- Activity -
Gather all lines with "true" from the records.

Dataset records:
--

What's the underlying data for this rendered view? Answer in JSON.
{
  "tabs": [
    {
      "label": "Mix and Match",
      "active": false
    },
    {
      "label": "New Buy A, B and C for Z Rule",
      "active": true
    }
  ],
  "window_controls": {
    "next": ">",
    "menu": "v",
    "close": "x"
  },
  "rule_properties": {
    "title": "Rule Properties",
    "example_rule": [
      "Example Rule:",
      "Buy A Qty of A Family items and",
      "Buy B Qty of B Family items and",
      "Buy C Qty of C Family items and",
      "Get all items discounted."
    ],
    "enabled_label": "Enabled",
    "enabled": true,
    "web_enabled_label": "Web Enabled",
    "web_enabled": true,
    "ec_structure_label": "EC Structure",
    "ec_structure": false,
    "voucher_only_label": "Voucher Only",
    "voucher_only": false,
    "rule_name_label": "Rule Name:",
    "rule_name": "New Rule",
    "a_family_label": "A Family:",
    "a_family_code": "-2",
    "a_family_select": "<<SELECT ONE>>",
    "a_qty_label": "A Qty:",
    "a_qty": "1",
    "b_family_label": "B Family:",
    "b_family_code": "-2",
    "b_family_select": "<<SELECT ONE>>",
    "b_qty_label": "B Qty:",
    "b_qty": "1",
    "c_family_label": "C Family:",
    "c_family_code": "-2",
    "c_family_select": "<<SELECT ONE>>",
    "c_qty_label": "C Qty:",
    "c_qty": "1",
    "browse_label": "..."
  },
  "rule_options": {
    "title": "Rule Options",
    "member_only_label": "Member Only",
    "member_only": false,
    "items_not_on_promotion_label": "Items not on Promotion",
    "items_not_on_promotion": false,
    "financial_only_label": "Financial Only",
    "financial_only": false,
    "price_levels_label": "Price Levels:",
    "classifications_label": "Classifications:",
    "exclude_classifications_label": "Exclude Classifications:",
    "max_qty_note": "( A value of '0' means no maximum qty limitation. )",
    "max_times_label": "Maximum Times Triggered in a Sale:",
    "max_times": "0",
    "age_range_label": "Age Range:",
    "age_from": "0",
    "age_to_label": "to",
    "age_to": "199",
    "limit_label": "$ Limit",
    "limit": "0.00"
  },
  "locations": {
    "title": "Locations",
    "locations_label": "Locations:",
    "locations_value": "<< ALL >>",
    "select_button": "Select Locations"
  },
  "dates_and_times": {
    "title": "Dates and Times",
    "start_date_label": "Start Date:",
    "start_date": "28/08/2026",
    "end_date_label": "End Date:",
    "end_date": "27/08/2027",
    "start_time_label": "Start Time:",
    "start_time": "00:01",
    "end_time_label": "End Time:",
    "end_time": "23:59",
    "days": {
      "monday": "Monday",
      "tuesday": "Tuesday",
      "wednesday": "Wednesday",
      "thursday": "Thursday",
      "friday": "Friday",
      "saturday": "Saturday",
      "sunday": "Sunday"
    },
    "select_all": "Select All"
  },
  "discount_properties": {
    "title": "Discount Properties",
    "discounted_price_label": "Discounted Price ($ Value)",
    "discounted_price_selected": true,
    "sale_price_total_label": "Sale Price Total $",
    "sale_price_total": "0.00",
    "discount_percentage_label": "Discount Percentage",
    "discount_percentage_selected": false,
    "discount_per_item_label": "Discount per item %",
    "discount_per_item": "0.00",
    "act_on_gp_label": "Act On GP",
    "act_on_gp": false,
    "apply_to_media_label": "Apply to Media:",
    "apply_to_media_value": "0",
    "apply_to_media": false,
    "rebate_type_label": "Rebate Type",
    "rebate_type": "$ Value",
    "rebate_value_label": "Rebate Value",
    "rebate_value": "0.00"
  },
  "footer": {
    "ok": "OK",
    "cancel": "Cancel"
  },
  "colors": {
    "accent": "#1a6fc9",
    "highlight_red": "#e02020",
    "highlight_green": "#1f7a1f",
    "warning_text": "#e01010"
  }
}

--

- Your solution -
      "active": true
    "enabled": true,
    "web_enabled": true,
    "discounted_price_selected": true,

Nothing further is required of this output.